[RECORDS FOR THE TASK]
"""

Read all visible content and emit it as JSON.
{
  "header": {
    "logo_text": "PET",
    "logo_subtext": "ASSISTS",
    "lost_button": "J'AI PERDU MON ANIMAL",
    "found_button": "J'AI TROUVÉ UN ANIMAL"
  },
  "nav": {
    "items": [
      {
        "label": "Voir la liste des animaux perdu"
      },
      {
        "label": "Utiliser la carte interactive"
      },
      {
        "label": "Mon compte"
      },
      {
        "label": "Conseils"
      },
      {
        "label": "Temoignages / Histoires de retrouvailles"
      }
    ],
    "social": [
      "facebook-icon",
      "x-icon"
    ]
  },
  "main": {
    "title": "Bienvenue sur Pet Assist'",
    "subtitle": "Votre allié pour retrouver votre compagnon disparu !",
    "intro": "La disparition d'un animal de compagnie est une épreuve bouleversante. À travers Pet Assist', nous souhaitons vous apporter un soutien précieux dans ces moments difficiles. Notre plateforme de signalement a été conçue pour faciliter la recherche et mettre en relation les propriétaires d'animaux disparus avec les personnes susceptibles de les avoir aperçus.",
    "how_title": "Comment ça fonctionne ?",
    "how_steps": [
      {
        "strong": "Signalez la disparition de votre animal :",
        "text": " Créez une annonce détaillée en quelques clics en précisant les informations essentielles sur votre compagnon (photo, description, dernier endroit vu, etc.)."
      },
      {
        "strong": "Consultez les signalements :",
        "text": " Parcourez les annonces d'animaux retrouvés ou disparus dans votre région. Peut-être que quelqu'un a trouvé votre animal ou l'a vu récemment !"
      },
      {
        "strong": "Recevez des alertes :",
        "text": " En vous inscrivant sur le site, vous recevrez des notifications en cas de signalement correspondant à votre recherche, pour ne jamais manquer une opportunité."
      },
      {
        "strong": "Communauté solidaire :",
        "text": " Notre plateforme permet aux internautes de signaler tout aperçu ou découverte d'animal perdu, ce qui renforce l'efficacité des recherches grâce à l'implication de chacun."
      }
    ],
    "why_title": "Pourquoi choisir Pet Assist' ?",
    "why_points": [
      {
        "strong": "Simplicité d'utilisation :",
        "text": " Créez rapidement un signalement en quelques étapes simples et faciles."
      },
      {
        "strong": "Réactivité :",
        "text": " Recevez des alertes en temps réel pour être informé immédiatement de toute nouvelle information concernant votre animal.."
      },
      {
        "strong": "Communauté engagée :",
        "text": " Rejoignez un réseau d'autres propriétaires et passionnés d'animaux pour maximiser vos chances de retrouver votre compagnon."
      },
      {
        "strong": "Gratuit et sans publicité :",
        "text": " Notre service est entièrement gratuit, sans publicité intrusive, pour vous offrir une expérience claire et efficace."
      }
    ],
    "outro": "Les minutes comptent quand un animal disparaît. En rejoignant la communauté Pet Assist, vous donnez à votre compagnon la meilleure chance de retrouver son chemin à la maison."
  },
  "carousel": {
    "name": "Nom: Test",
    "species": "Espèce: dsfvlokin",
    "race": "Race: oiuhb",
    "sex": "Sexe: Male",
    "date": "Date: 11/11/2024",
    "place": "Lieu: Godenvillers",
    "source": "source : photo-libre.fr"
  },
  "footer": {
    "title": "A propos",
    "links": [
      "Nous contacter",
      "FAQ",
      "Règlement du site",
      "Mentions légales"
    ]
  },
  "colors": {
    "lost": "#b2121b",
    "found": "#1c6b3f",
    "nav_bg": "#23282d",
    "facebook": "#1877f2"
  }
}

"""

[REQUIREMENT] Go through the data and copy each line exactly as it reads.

[RESPONSE AREA]
Read all visible content and emit it as JSON.
{
  "header": {
    "logo_text": "PET",
    "logo_subtext": "ASSISTS",
    "lost_button": "J'AI PERDU MON ANIMAL",
    "found_button": "J'AI TROUVÉ UN ANIMAL"
  },
  "nav": {
    "items": [
      {
        "label": "Voir la liste des animaux perdu"
      },
      {
        "label": "Utiliser la carte interactive"
      },
      {
        "label": "Mon compte"
      },
      {
        "label": "Conseils"
      },
      {
        "label": "Temoignages / Histoires de retrouvailles"
      }
    ],
    "social": [
      "facebook-icon",
      "x-icon"
    ]
  },
  "main": {
    "title": "Bienvenue sur Pet Assist'",
    "subtitle": "Votre allié pour retrouver votre compagnon disparu !",
    "intro": "La disparition d'un animal de compagnie est une épreuve bouleversante. À travers Pet Assist', nous souhaitons vous apporter un soutien précieux dans ces moments difficiles. Notre plateforme de signalement a été conçue pour faciliter la recherche et mettre en relation les propriétaires d'animaux disparus avec les personnes susceptibles de les avoir aperçus.",
    "how_title": "Comment ça fonctionne ?",
    "how_steps": [
      {
        "strong": "Signalez la disparition de votre animal :",
        "text": " Créez une annonce détaillée en quelques clics en précisant les informations essentielles sur votre compagnon (photo, description, dernier endroit vu, etc.)."
      },
      {
        "strong": "Consultez les signalements :",
        "text": " Parcourez les annonces d'animaux retrouvés ou disparus dans votre région. Peut-être que quelqu'un a trouvé votre animal ou l'a vu récemment !"
      },
      {
        "strong": "Recevez des alertes :",
        "text": " En vous inscrivant sur le site, vous recevrez des notifications en cas de signalement correspondant à votre recherche, pour ne jamais manquer une opportunité."
      },
      {
        "strong": "Communauté solidaire :",
        "text": " Notre plateforme permet aux internautes de signaler tout aperçu ou découverte d'animal perdu, ce qui renforce l'efficacité des recherches grâce à l'implication de chacun."
      }
    ],
    "why_title": "Pourquoi choisir Pet Assist' ?",
    "why_points": [
      {
        "strong": "Simplicité d'utilisation :",
        "text": " Créez rapidement un signalement en quelques étapes simples et faciles."
      },
      {
        "strong": "Réactivité :",
        "text": " Recevez des alertes en temps réel pour être informé immédiatement de toute nouvelle information concernant votre animal.."
      },
      {
        "strong": "Communauté engagée :",
        "text": " Rejoignez un réseau d'autres propriétaires et passionnés d'animaux pour maximiser vos chances de retrouver votre compagnon."
      },
      {
        "strong": "Gratuit et sans publicité :",
        "text": " Notre service est entièrement gratuit, sans publicité intrusive, pour vous offrir une expérience claire et efficace."
      }
    ],
    "outro": "Les minutes comptent quand un animal disparaît. En rejoignant la communauté Pet Assist, vous donnez à votre compagnon la meilleure chance de retrouver son chemin à la maison."
  },
  "carousel": {
    "name": "Nom: Test",
    "species": "Espèce: dsfvlokin",
    "race": "Race: oiuhb",
    "sex": "Sexe: Male",
    "date": "Date: 11/11/2024",
    "place": "Lieu: Godenvillers",
    "source": "source : photo-libre.fr"
  },
  "footer": {
    "title": "A propos",
    "links": [
      "Nous contacter",
      "FAQ",
      "Règlement du site",
      "Mentions légales"
    ]
  },
  "colors": {
    "lost": "#b2121b",
    "found": "#1c6b3f",
    "nav_bg": "#23282d",
    "facebook": "#1877f2"
  }
}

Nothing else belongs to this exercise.